The United States has an advantage that countries such as Canada, France, Germany, and Italy, who are also experiencing surges from this variant, don’t. The Moderna, Pfizer, and Johnson & Johnson vaccines work very well against this variant, and the U.S. has been using them to vaccinate more than 3 million people a day. That’s more than 4 percent of our vaccine-eligible population every three days. An astonishing 73 percent of people over 65, and 36 percent of all eligible adults in the country, have already received at least one dose. More than 50 million people are now considered fully vaccinated, having received either their booster dose or the “one and done” Johnson & Johnson shot. Many states have already opened up vaccination to anyone over 16, and everyone eligible is expected to have a chance to get at least a first dose no later than May.

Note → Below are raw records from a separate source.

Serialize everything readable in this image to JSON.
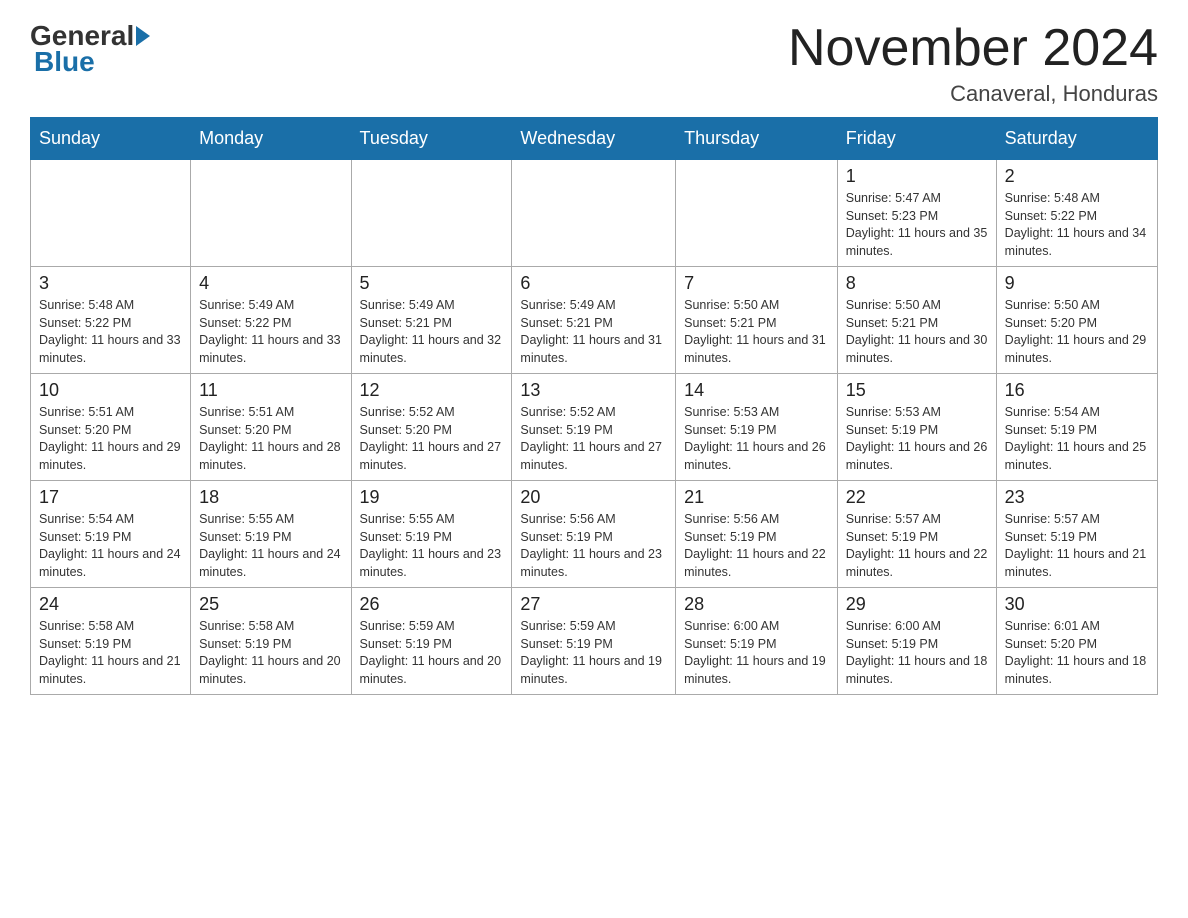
{
  "logo": {
    "general": "General",
    "blue": "Blue"
  },
  "title": "November 2024",
  "location": "Canaveral, Honduras",
  "days_of_week": [
    "Sunday",
    "Monday",
    "Tuesday",
    "Wednesday",
    "Thursday",
    "Friday",
    "Saturday"
  ],
  "weeks": [
    [
      {
        "day": "",
        "info": ""
      },
      {
        "day": "",
        "info": ""
      },
      {
        "day": "",
        "info": ""
      },
      {
        "day": "",
        "info": ""
      },
      {
        "day": "",
        "info": ""
      },
      {
        "day": "1",
        "info": "Sunrise: 5:47 AM\nSunset: 5:23 PM\nDaylight: 11 hours and 35 minutes."
      },
      {
        "day": "2",
        "info": "Sunrise: 5:48 AM\nSunset: 5:22 PM\nDaylight: 11 hours and 34 minutes."
      }
    ],
    [
      {
        "day": "3",
        "info": "Sunrise: 5:48 AM\nSunset: 5:22 PM\nDaylight: 11 hours and 33 minutes."
      },
      {
        "day": "4",
        "info": "Sunrise: 5:49 AM\nSunset: 5:22 PM\nDaylight: 11 hours and 33 minutes."
      },
      {
        "day": "5",
        "info": "Sunrise: 5:49 AM\nSunset: 5:21 PM\nDaylight: 11 hours and 32 minutes."
      },
      {
        "day": "6",
        "info": "Sunrise: 5:49 AM\nSunset: 5:21 PM\nDaylight: 11 hours and 31 minutes."
      },
      {
        "day": "7",
        "info": "Sunrise: 5:50 AM\nSunset: 5:21 PM\nDaylight: 11 hours and 31 minutes."
      },
      {
        "day": "8",
        "info": "Sunrise: 5:50 AM\nSunset: 5:21 PM\nDaylight: 11 hours and 30 minutes."
      },
      {
        "day": "9",
        "info": "Sunrise: 5:50 AM\nSunset: 5:20 PM\nDaylight: 11 hours and 29 minutes."
      }
    ],
    [
      {
        "day": "10",
        "info": "Sunrise: 5:51 AM\nSunset: 5:20 PM\nDaylight: 11 hours and 29 minutes."
      },
      {
        "day": "11",
        "info": "Sunrise: 5:51 AM\nSunset: 5:20 PM\nDaylight: 11 hours and 28 minutes."
      },
      {
        "day": "12",
        "info": "Sunrise: 5:52 AM\nSunset: 5:20 PM\nDaylight: 11 hours and 27 minutes."
      },
      {
        "day": "13",
        "info": "Sunrise: 5:52 AM\nSunset: 5:19 PM\nDaylight: 11 hours and 27 minutes."
      },
      {
        "day": "14",
        "info": "Sunrise: 5:53 AM\nSunset: 5:19 PM\nDaylight: 11 hours and 26 minutes."
      },
      {
        "day": "15",
        "info": "Sunrise: 5:53 AM\nSunset: 5:19 PM\nDaylight: 11 hours and 26 minutes."
      },
      {
        "day": "16",
        "info": "Sunrise: 5:54 AM\nSunset: 5:19 PM\nDaylight: 11 hours and 25 minutes."
      }
    ],
    [
      {
        "day": "17",
        "info": "Sunrise: 5:54 AM\nSunset: 5:19 PM\nDaylight: 11 hours and 24 minutes."
      },
      {
        "day": "18",
        "info": "Sunrise: 5:55 AM\nSunset: 5:19 PM\nDaylight: 11 hours and 24 minutes."
      },
      {
        "day": "19",
        "info": "Sunrise: 5:55 AM\nSunset: 5:19 PM\nDaylight: 11 hours and 23 minutes."
      },
      {
        "day": "20",
        "info": "Sunrise: 5:56 AM\nSunset: 5:19 PM\nDaylight: 11 hours and 23 minutes."
      },
      {
        "day": "21",
        "info": "Sunrise: 5:56 AM\nSunset: 5:19 PM\nDaylight: 11 hours and 22 minutes."
      },
      {
        "day": "22",
        "info": "Sunrise: 5:57 AM\nSunset: 5:19 PM\nDaylight: 11 hours and 22 minutes."
      },
      {
        "day": "23",
        "info": "Sunrise: 5:57 AM\nSunset: 5:19 PM\nDaylight: 11 hours and 21 minutes."
      }
    ],
    [
      {
        "day": "24",
        "info": "Sunrise: 5:58 AM\nSunset: 5:19 PM\nDaylight: 11 hours and 21 minutes."
      },
      {
        "day": "25",
        "info": "Sunrise: 5:58 AM\nSunset: 5:19 PM\nDaylight: 11 hours and 20 minutes."
      },
      {
        "day": "26",
        "info": "Sunrise: 5:59 AM\nSunset: 5:19 PM\nDaylight: 11 hours and 20 minutes."
      },
      {
        "day": "27",
        "info": "Sunrise: 5:59 AM\nSunset: 5:19 PM\nDaylight: 11 hours and 19 minutes."
      },
      {
        "day": "28",
        "info": "Sunrise: 6:00 AM\nSunset: 5:19 PM\nDaylight: 11 hours and 19 minutes."
      },
      {
        "day": "29",
        "info": "Sunrise: 6:00 AM\nSunset: 5:19 PM\nDaylight: 11 hours and 18 minutes."
      },
      {
        "day": "30",
        "info": "Sunrise: 6:01 AM\nSunset: 5:20 PM\nDaylight: 11 hours and 18 minutes."
      }
    ]
  ]
}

In addition, the United States has had one of the largest outbreaks in the world. This has caused us immense suffering and loss, but it also means that we are now less vulnerable to future waves. So far, 30 million people in the United States have had a confirmed SARS-CoV-2 infection, although the real (unmeasured) number is perhaps as high as 100 million.